Activity:
Copy the records below exactly, leaving out every picture.

** Material for the task follows **

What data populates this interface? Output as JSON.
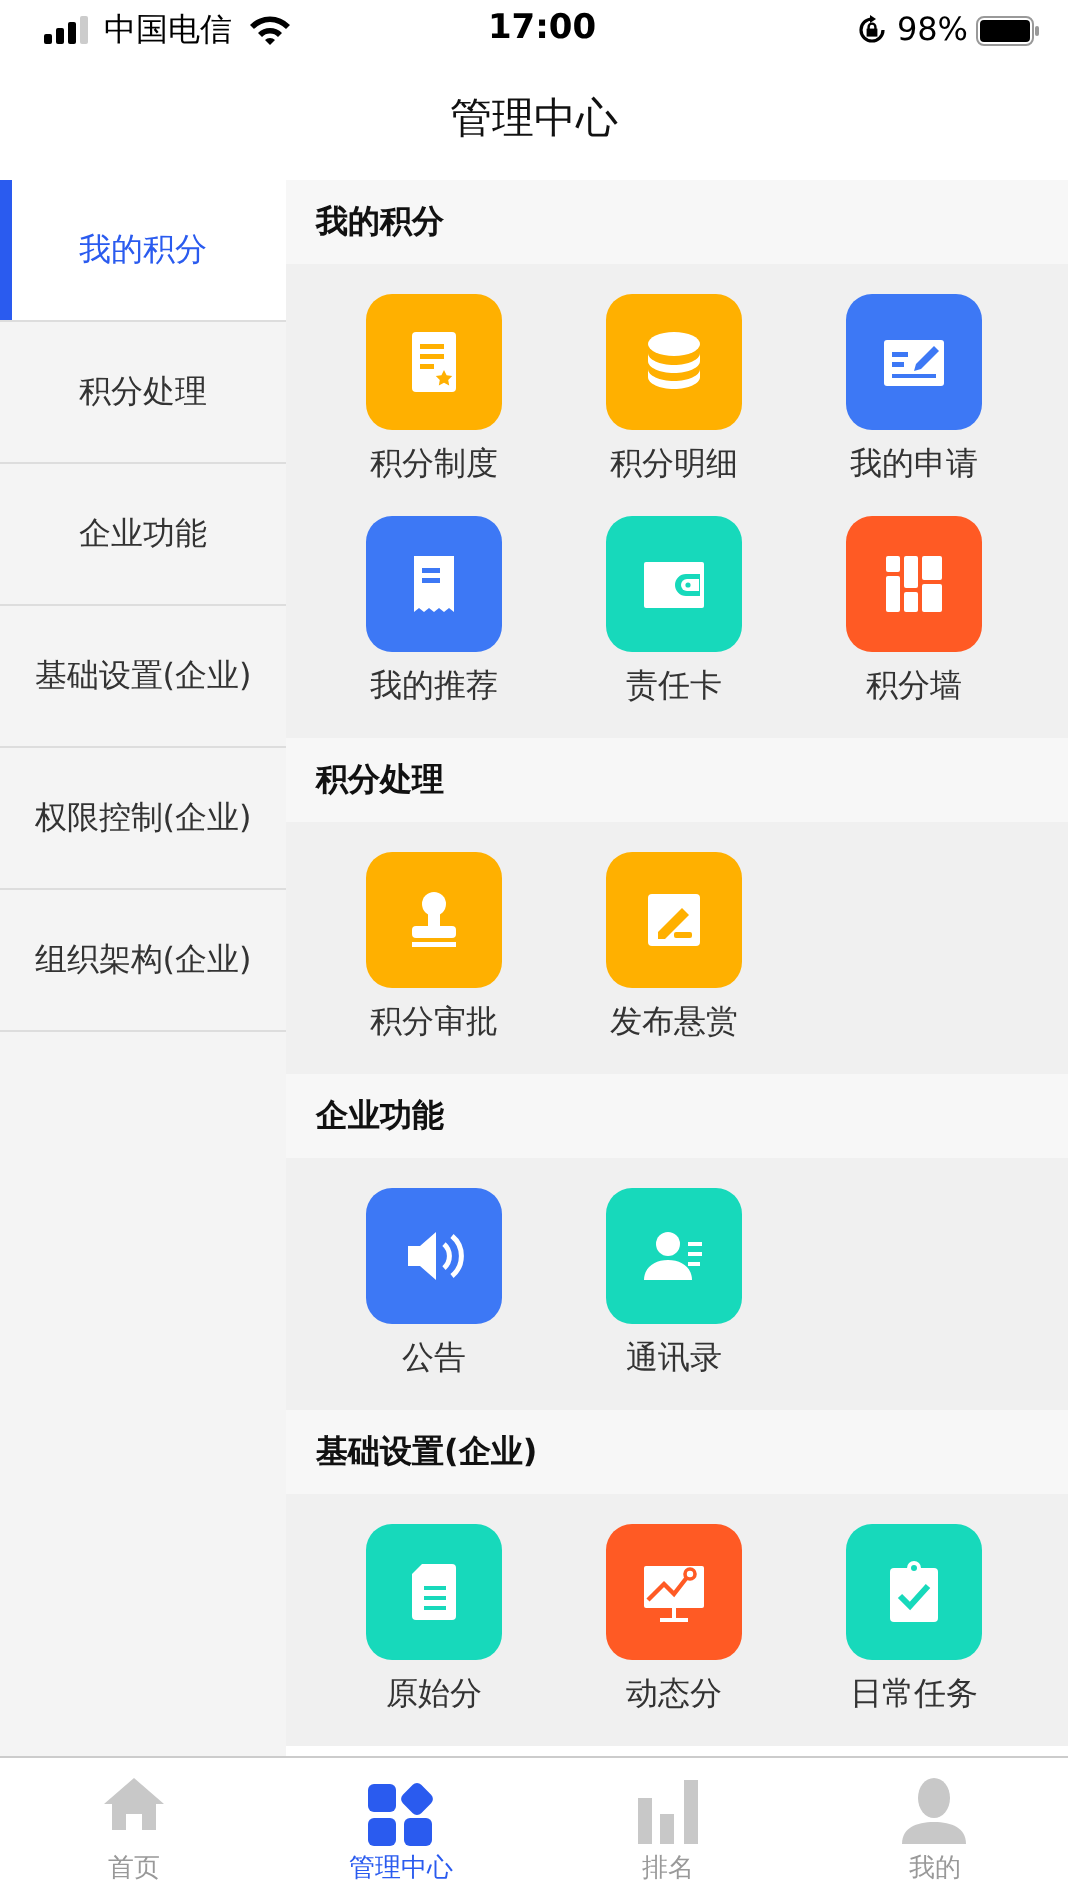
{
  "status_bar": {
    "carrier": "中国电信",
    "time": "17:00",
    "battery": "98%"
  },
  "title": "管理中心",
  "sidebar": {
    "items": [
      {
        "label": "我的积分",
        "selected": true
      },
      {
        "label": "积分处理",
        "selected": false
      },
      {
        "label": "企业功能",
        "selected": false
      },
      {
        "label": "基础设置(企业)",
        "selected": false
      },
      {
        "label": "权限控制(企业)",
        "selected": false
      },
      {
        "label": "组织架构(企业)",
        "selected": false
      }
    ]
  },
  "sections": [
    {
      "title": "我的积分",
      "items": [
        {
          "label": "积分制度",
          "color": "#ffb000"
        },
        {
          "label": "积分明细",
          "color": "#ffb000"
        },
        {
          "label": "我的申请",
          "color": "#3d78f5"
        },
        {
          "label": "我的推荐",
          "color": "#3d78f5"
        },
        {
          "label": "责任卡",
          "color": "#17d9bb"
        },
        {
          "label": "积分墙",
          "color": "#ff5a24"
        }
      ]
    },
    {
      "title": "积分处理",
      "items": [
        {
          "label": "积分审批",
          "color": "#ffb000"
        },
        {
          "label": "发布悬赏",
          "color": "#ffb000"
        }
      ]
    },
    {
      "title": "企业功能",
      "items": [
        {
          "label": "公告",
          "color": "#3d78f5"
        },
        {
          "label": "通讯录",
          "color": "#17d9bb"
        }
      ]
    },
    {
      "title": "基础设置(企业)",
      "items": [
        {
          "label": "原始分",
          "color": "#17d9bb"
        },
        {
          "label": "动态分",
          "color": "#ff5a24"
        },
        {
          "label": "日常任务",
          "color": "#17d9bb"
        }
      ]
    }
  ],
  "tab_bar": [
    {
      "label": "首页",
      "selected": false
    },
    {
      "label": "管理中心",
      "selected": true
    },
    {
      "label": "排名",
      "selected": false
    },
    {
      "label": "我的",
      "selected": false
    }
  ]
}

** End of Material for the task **

Result:
What data populates this interface? Output as JSON.
{
  "status_bar": {
    "carrier": "中国电信",
    "time": "17:00",
    "battery": "98%"
  },
  "title": "管理中心",
  "sidebar": {
    "items": [
      {
        "label": "我的积分",
        "selected": true
      },
      {
        "label": "积分处理",
        "selected": false
      },
      {
        "label": "企业功能",
        "selected": false
      },
      {
        "label": "基础设置(企业)",
        "selected": false
      },
      {
        "label": "权限控制(企业)",
        "selected": false
      },
      {
        "label": "组织架构(企业)",
        "selected": false
      }
    ]
  },
  "sections": [
    {
      "title": "我的积分",
      "items": [
        {
          "label": "积分制度",
          "color": "#ffb000"
        },
        {
          "label": "积分明细",
          "color": "#ffb000"
        },
        {
          "label": "我的申请",
          "color": "#3d78f5"
        },
        {
          "label": "我的推荐",
          "color": "#3d78f5"
        },
        {
          "label": "责任卡",
          "color": "#17d9bb"
        },
        {
          "label": "积分墙",
          "color": "#ff5a24"
        }
      ]
    },
    {
      "title": "积分处理",
      "items": [
        {
          "label": "积分审批",
          "color": "#ffb000"
        },
        {
          "label": "发布悬赏",
          "color": "#ffb000"
        }
      ]
    },
    {
      "title": "企业功能",
      "items": [
        {
          "label": "公告",
          "color": "#3d78f5"
        },
        {
          "label": "通讯录",
          "color": "#17d9bb"
        }
      ]
    },
    {
      "title": "基础设置(企业)",
      "items": [
        {
          "label": "原始分",
          "color": "#17d9bb"
        },
        {
          "label": "动态分",
          "color": "#ff5a24"
        },
        {
          "label": "日常任务",
          "color": "#17d9bb"
        }
      ]
    }
  ],
  "tab_bar": [
    {
      "label": "首页",
      "selected": false
    },
    {
      "label": "管理中心",
      "selected": true
    },
    {
      "label": "排名",
      "selected": false
    },
    {
      "label": "我的",
      "selected": false
    }
  ]
}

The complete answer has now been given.